# What is needed:
Print out the entries, word for word.

[Collection entries]
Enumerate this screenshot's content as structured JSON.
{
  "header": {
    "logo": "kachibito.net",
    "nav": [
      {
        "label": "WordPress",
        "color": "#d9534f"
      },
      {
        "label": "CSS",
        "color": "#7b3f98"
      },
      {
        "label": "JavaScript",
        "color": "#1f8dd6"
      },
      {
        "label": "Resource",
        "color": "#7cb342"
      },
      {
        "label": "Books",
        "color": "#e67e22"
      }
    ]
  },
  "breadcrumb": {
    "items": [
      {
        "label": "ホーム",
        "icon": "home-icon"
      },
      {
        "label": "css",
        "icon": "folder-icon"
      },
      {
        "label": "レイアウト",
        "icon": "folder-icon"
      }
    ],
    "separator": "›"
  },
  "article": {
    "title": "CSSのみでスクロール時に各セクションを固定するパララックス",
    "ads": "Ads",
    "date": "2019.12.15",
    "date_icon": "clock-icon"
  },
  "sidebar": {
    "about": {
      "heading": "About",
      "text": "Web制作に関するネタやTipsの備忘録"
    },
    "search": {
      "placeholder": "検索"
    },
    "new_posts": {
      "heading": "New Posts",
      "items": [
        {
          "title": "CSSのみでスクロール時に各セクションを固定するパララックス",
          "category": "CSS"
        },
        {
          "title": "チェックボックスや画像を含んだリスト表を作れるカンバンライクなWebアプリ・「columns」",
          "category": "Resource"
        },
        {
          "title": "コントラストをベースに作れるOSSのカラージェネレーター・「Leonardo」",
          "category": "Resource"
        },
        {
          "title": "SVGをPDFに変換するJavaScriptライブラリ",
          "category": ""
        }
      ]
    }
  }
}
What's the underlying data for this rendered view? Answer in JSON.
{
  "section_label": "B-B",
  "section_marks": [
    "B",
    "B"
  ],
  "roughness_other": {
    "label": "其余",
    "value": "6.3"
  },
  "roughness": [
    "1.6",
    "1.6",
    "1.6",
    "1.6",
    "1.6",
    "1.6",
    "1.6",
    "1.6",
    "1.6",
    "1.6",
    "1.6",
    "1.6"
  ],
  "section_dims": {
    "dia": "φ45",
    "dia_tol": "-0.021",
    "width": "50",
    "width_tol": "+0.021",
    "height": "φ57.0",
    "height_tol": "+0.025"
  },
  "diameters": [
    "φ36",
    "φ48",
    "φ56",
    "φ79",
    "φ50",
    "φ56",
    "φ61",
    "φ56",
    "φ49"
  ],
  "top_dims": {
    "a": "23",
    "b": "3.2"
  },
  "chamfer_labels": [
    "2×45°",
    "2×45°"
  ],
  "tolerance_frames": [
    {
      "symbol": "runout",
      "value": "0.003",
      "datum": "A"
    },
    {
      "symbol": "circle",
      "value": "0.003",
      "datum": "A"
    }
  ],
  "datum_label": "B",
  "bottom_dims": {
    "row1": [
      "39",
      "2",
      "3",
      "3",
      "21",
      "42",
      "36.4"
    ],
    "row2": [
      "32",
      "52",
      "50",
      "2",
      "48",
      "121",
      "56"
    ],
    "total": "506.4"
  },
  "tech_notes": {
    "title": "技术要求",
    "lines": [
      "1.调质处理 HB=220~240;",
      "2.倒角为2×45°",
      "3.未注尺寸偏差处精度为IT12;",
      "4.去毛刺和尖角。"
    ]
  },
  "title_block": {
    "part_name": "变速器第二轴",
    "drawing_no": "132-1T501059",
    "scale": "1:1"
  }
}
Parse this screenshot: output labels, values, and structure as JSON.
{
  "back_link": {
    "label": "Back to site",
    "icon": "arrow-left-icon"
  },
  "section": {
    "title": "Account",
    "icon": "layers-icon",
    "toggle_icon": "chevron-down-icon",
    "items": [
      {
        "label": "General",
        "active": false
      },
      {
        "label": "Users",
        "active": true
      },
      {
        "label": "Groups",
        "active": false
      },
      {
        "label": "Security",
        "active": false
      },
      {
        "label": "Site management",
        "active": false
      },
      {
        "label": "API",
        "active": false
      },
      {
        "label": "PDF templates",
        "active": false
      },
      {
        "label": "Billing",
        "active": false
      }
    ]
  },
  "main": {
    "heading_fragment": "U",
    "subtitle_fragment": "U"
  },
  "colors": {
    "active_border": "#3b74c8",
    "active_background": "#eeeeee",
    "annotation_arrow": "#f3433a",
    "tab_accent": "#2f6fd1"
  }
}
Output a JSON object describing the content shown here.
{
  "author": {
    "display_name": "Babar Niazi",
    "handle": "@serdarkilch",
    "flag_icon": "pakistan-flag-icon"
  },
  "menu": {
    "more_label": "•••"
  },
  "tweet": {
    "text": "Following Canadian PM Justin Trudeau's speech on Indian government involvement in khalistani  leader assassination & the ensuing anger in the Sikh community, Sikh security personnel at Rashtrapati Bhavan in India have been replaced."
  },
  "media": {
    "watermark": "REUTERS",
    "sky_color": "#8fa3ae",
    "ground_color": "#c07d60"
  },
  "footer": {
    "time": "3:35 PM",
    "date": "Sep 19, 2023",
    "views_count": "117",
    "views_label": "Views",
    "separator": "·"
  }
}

# Completed exercise:
Enumerate this screenshot's content as structured JSON.
{
  "header": {
    "logo": "kachibito.net",
    "nav": [
      {
        "label": "WordPress",
        "color": "#d9534f"
      },
      {
        "label": "CSS",
        "color": "#7b3f98"
      },
      {
        "label": "JavaScript",
        "color": "#1f8dd6"
      },
      {
        "label": "Resource",
        "color": "#7cb342"
      },
      {
        "label": "Books",
        "color": "#e67e22"
      }
    ]
  },
  "breadcrumb": {
    "items": [
      {
        "label": "ホーム",
        "icon": "home-icon"
      },
      {
        "label": "css",
        "icon": "folder-icon"
      },
      {
        "label": "レイアウト",
        "icon": "folder-icon"
      }
    ],
    "separator": "›"
  },
  "article": {
    "title": "CSSのみでスクロール時に各セクションを固定するパララックス",
    "ads": "Ads",
    "date": "2019.12.15",
    "date_icon": "clock-icon"
  },
  "sidebar": {
    "about": {
      "heading": "About",
      "text": "Web制作に関するネタやTipsの備忘録"
    },
    "search": {
      "placeholder": "検索"
    },
    "new_posts": {
      "heading": "New Posts",
      "items": [
        {
          "title": "CSSのみでスクロール時に各セクションを固定するパララックス",
          "category": "CSS"
        },
        {
          "title": "チェックボックスや画像を含んだリスト表を作れるカンバンライクなWebアプリ・「columns」",
          "category": "Resource"
        },
        {
          "title": "コントラストをベースに作れるOSSのカラージェネレーター・「Leonardo」",
          "category": "Resource"
        },
        {
          "title": "SVGをPDFに変換するJavaScriptライブラリ",
          "category": ""
        }
      ]
    }
  }
}
What's the underlying data for this rendered view? Answer in JSON.
{
  "section_label": "B-B",
  "section_marks": [
    "B",
    "B"
  ],
  "roughness_other": {
    "label": "其余",
    "value": "6.3"
  },
  "roughness": [
    "1.6",
    "1.6",
    "1.6",
    "1.6",
    "1.6",
    "1.6",
    "1.6",
    "1.6",
    "1.6",
    "1.6",
    "1.6",
    "1.6"
  ],
  "section_dims": {
    "dia": "φ45",
    "dia_tol": "-0.021",
    "width": "50",
    "width_tol": "+0.021",
    "height": "φ57.0",
    "height_tol": "+0.025"
  },
  "diameters": [
    "φ36",
    "φ48",
    "φ56",
    "φ79",
    "φ50",
    "φ56",
    "φ61",
    "φ56",
    "φ49"
  ],
  "top_dims": {
    "a": "23",
    "b": "3.2"
  },
  "chamfer_labels": [
    "2×45°",
    "2×45°"
  ],
  "tolerance_frames": [
    {
      "symbol": "runout",
      "value": "0.003",
      "datum": "A"
    },
    {
      "symbol": "circle",
      "value": "0.003",
      "datum": "A"
    }
  ],
  "datum_label": "B",
  "bottom_dims": {
    "row1": [
      "39",
      "2",
      "3",
      "3",
      "21",
      "42",
      "36.4"
    ],
    "row2": [
      "32",
      "52",
      "50",
      "2",
      "48",
      "121",
      "56"
    ],
    "total": "506.4"
  },
  "tech_notes": {
    "title": "技术要求",
    "lines": [
      "1.调质处理 HB=220~240;",
      "2.倒角为2×45°",
      "3.未注尺寸偏差处精度为IT12;",
      "4.去毛刺和尖角。"
    ]
  },
  "title_block": {
    "part_name": "变速器第二轴",
    "drawing_no": "132-1T501059",
    "scale": "1:1"
  }
}
Parse this screenshot: output labels, values, and structure as JSON.
{
  "back_link": {
    "label": "Back to site",
    "icon": "arrow-left-icon"
  },
  "section": {
    "title": "Account",
    "icon": "layers-icon",
    "toggle_icon": "chevron-down-icon",
    "items": [
      {
        "label": "General",
        "active": false
      },
      {
        "label": "Users",
        "active": true
      },
      {
        "label": "Groups",
        "active": false
      },
      {
        "label": "Security",
        "active": false
      },
      {
        "label": "Site management",
        "active": false
      },
      {
        "label": "API",
        "active": false
      },
      {
        "label": "PDF templates",
        "active": false
      },
      {
        "label": "Billing",
        "active": false
      }
    ]
  },
  "main": {
    "heading_fragment": "U",
    "subtitle_fragment": "U"
  },
  "colors": {
    "active_border": "#3b74c8",
    "active_background": "#eeeeee",
    "annotation_arrow": "#f3433a",
    "tab_accent": "#2f6fd1"
  }
}
Output a JSON object describing the content shown here.
{
  "author": {
    "display_name": "Babar Niazi",
    "handle": "@serdarkilch",
    "flag_icon": "pakistan-flag-icon"
  },
  "menu": {
    "more_label": "•••"
  },
  "tweet": {
    "text": "Following Canadian PM Justin Trudeau's speech on Indian government involvement in khalistani  leader assassination & the ensuing anger in the Sikh community, Sikh security personnel at Rashtrapati Bhavan in India have been replaced."
  },
  "media": {
    "watermark": "REUTERS",
    "sky_color": "#8fa3ae",
    "ground_color": "#c07d60"
  },
  "footer": {
    "time": "3:35 PM",
    "date": "Sep 19, 2023",
    "views_count": "117",
    "views_label": "Views",
    "separator": "·"
  }
}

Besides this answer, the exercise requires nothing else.